Some previous research has suggested that consuming low- or zero-calorie foods and beverages can prompt the brain to expect calories that do not arrive, thereby triggering hunger and subsequent overeating. However, the findings of this latest study suggest that this may not be the case.
The researchers tested the effect of stevia, aspartame or sucrose on satiety, hunger and blood glucose and inulin levels in both lean and obese individuals. They gave participants a stevia, aspartame or sucrose-sweetened pre-meal snack 20 minutes before meals, with each of the stevia and aspartame-sweetened snacks containing 290 calories, while the sucrose-sweetened snacks contained 493 calories.
At meals, participants were told they could consume as much or as little as they liked.
The researchers wrote: “Participants did not compensate by eating more at either their lunch or dinner meal and reported similar levels of satiety when they consumed lower calorie preloads containing stevia or aspartame than when they consumed higher calorie preloads containing sucrose.”
Stevia, glucose and insulin
In addition to satiety questionnaires, participants also provided blood samples before consuming the pre-meal snack, and then at 30 minutes, one hour and two hours following lunch. These were then tested to assess postprandial glucose and insulin levels – and the researchers found that stevia in particular significantly reduced both glucose and insulin levels compared to either sucrose or aspartame.
“Stevia preloads reduced postprandial blood glucose and insulin levels, suggesting stevia may assist with glucose regulation,” the authors wrote. “These effects appear to be independent of reductions in caloric intake, as participants consumed similar calorie amounts in both the stevia and aspartame conditions.”
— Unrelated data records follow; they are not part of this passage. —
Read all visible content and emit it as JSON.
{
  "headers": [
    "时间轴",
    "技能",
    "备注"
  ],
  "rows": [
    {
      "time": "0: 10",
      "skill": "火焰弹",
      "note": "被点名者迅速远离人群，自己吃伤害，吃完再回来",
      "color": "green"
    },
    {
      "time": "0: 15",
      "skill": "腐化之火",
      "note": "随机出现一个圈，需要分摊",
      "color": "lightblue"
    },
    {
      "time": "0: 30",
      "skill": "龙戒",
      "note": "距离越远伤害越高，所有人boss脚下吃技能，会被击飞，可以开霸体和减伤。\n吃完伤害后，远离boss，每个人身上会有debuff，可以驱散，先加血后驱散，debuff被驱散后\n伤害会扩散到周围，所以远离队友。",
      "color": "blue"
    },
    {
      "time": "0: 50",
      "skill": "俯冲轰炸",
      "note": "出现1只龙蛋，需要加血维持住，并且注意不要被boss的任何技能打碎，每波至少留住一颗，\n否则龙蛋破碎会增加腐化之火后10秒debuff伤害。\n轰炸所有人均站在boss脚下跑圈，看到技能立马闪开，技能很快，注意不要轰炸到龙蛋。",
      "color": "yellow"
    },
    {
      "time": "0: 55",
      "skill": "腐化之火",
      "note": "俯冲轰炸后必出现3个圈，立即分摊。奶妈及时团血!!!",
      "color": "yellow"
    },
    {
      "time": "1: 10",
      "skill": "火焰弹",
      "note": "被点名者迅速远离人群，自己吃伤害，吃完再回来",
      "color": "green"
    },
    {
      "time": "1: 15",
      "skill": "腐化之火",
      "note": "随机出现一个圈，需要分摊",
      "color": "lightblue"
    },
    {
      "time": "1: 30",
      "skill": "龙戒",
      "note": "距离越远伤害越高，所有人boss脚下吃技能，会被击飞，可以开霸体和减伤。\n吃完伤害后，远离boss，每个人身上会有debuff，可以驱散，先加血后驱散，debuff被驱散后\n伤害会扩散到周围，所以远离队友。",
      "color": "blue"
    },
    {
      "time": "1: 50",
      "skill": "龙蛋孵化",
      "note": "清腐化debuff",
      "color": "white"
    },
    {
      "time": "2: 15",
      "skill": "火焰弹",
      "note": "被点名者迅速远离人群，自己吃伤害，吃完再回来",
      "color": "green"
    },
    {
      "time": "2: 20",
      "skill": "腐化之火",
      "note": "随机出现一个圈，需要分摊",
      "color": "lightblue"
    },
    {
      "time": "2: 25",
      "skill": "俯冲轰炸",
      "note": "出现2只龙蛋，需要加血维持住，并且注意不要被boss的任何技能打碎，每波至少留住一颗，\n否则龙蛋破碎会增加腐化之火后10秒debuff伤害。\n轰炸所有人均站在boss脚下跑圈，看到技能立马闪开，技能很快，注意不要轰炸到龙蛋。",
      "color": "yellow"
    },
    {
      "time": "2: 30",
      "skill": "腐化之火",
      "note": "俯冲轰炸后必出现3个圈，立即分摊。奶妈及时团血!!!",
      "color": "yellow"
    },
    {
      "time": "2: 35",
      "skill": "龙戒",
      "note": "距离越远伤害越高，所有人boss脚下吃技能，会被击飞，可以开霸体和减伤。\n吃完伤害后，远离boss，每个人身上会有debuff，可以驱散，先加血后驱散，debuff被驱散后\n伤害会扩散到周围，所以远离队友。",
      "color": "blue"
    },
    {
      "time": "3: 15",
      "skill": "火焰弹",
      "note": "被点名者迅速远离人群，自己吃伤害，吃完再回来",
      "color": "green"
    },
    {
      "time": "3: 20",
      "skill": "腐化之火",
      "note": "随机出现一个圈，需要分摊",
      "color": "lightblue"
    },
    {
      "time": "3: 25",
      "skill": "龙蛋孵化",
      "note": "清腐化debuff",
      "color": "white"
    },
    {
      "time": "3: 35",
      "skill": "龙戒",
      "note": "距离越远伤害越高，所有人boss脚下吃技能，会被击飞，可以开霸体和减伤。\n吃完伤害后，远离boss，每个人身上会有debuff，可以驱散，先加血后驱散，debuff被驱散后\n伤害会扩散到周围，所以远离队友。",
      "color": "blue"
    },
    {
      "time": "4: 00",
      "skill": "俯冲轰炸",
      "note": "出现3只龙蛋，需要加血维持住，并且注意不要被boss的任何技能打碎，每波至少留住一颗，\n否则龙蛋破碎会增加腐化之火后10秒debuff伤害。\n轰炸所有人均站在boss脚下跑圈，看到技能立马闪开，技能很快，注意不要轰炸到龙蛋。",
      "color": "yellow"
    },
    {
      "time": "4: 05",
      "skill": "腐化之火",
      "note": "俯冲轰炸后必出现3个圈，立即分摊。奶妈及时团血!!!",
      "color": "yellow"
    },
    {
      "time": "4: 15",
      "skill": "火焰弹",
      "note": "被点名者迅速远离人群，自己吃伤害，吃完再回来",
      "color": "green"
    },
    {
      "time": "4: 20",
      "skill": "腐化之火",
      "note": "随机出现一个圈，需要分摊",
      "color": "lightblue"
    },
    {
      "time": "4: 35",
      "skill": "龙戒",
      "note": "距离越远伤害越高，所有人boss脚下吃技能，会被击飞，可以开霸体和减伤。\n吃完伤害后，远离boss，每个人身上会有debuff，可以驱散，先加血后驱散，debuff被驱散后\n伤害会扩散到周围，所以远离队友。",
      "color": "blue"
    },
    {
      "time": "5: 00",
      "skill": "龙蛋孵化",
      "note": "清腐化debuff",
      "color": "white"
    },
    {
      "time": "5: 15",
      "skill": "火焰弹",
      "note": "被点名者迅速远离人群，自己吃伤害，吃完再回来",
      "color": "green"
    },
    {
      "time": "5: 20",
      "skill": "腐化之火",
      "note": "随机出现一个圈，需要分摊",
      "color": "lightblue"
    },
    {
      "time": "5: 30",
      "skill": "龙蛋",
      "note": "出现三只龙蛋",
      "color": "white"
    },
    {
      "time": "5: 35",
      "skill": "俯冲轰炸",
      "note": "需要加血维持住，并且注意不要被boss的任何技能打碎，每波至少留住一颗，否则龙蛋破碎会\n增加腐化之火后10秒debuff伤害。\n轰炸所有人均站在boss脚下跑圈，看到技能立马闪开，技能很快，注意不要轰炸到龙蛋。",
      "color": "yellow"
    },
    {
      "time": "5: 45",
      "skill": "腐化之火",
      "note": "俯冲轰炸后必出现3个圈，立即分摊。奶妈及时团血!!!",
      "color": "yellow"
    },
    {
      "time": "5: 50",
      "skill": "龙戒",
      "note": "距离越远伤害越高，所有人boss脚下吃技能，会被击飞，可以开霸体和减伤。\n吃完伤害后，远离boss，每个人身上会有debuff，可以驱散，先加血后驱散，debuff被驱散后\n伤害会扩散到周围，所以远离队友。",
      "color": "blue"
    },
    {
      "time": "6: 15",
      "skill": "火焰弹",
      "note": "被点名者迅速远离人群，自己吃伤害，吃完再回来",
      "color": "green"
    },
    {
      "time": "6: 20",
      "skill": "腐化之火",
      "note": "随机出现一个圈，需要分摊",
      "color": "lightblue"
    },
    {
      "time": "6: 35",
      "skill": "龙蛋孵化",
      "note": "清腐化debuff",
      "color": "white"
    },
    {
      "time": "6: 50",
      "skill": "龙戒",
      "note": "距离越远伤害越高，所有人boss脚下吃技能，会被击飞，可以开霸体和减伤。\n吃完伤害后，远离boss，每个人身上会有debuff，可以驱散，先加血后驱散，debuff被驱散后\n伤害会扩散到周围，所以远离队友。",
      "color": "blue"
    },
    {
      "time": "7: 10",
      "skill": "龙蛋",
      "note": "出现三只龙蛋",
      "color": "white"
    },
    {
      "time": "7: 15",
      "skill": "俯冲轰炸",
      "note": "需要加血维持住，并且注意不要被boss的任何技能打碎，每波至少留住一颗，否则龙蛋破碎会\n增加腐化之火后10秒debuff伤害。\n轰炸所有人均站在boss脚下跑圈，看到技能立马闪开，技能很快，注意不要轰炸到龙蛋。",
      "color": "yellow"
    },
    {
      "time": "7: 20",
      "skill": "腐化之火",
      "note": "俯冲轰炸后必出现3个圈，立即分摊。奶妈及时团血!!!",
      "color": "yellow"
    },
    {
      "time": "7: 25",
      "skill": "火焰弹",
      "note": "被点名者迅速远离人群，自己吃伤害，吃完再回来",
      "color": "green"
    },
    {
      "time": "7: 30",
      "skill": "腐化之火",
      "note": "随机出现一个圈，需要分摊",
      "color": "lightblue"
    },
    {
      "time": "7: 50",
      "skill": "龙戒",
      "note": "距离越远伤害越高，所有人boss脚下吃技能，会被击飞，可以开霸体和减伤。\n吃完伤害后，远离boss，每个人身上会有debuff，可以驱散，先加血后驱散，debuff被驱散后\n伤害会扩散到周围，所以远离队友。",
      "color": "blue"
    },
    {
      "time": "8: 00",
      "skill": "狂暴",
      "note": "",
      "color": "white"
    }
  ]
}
A dietitian with the international food and beverage industry trade association The Calorie Control Council, Beth Hubrich, said: "Although the totality of the scientific evidence demonstrates that low-calorie sweeteners and the products that contain them are not related to weight gain, increased hunger or overeating, there have been recent reports questioning the benefits of low-calorie sweeteners…This human study, in addition to the many others, serves as a counter to the recent allegations about low-calorie sweetener benefits from epidemiological studies (which cannot show cause and effect) and studies performed in a small number of rats."
The full study can be accessed online here.
Vol. 55 (2010), pp. 37-43
“Effects of stevia, aspartame, and sucrose on food intake, satiety, and postprandial glucose and insulin levels”
Authors: Stephen Anton, Corby Martin, Hongmei Han, Sandra Coulon, William Cefalu, Paula Geiselman, Donald Williamson